Dominotes is an interactive multi-user installation that adds a musical dimension to a traditional game transporting it to a new level. The game of dominoes is a classic that instils a sense of nostalgia in people. Although it may be a new game for some, it is its simplicity and familiarity that appeals to us. Everyone plays it in their own way.
author(s): Yoon Chung Han
affiliation: College of Fine arts, Seoul National University
Harmonia came from Pythagorean principle of Harmonia believed that each element was structured by a different harmony: earth is a cube, fire a pyramid, water an icosahedron, air a triangle. The world was not dominated by forces, but rather arranged in an orderly and structured (mathematical) way. Basically everything has a mathematical form. That principle can certainly be applied to my sound visualization's fundamental concept. There are two versions of Harmonia: Each object in version one has its own center in circle and this means it does not produce any change of speed. However, every objects in version two have one unchangeable center in one big circle and velocity can be changed depending on their objects' existences on x, y axis.
author(s): Gerard Roma,
affiliation: Music Technology Group,
Universitat Pompeu Fabra, Barcelona
publication: A tabletop waveform editor for live performance [PDF]
An audio waveform editor that can be operated in real time through a tabletop interface. The system combines multi-touch and tangible interaction techniques in order to implement the metaphor of a toolkit that allows direct manipulation of a sound sample. The resulting instrument is well suited for live performance based on evolving loops.
author(s): Seth Sandler
affiliation: ICAM, University of California, San Diego
Physical blocks (with Fiducial Symbols) are moved around on a table and they correlate to time and pitch. Moving the blocks creates a visual in flash which notates and plays back the composition in real-time. Moving vertically changes the pitch, while moving horizontally changes the order of these notes over time
author(s): Tommy Perman, Simon Kirby
Etiquette is an ambitious interactive audio installation commissioned by the Edinburgh Sculpture Workshop (ESW)
author(s): Alexandar Chee, Bowen Li, Mike Lindquist, Seng Keat Teh
affiliation: HCI Group, Stanford University
ExploraTune is a musical toy that allows you to create fun and meaningful compositions. It helps you to recognize new musical instruments and to learn how they interact with one another. ExploraTune can be played alone or with friends. ExploraTune is easy to use! You simply pick an instrument tile and place it on the table. When the music reaches your column it will play the tile you placed. The light indicates which column the table is currently playing. The table plays all tiles in the same column. Each column represents 1 beat in a 4 beat measure. There are 16 columns on the table. The table plays 1 column at a time, from left to right, and repeats when it reaches the end.
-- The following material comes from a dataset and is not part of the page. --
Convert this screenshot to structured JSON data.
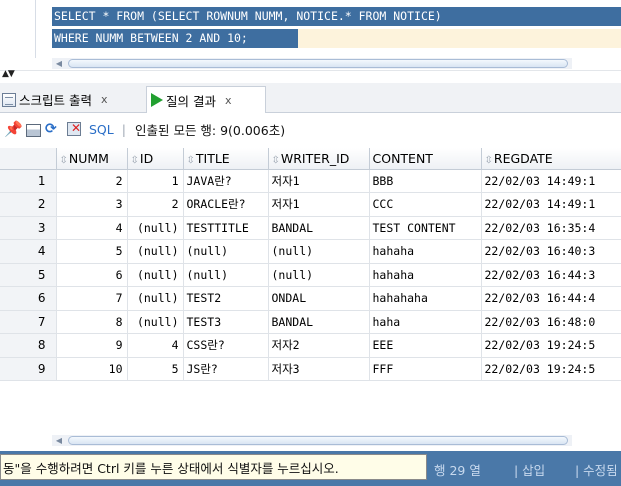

author(s): Ramon Schreuder
reactable clone: The Social Soundmachine is an interactive multi-touch installation, which connects people by enabling them to collaborate on music. Using a clear user interface with tangible objects, they create a unique musical track from a variety of samples and sound effects.
author(s): Front Pictures
reactable clone: Interactive media table is a multiuser musical instrument that helps multiple artists to create music by moving special markers on the table's surface.